(Data about app and page elements)
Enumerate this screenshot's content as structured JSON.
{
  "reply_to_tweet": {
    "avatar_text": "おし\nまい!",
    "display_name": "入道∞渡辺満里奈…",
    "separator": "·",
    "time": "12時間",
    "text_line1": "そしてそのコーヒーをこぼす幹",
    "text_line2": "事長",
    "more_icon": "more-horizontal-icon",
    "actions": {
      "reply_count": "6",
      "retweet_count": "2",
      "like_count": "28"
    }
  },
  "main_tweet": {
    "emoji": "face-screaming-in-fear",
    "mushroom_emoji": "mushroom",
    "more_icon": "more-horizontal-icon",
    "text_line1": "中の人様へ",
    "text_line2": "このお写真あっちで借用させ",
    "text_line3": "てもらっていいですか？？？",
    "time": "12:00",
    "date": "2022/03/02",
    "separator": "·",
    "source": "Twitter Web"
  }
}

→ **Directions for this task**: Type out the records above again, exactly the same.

→ **Solved problem**:
Enumerate this screenshot's content as structured JSON.
{
  "reply_to_tweet": {
    "avatar_text": "おし\nまい!",
    "display_name": "入道∞渡辺満里奈…",
    "separator": "·",
    "time": "12時間",
    "text_line1": "そしてそのコーヒーをこぼす幹",
    "text_line2": "事長",
    "more_icon": "more-horizontal-icon",
    "actions": {
      "reply_count": "6",
      "retweet_count": "2",
      "like_count": "28"
    }
  },
  "main_tweet": {
    "emoji": "face-screaming-in-fear",
    "mushroom_emoji": "mushroom",
    "more_icon": "more-horizontal-icon",
    "text_line1": "中の人様へ",
    "text_line2": "このお写真あっちで借用させ",
    "text_line3": "てもらっていいですか？？？",
    "time": "12:00",
    "date": "2022/03/02",
    "separator": "·",
    "source": "Twitter Web"
  }
}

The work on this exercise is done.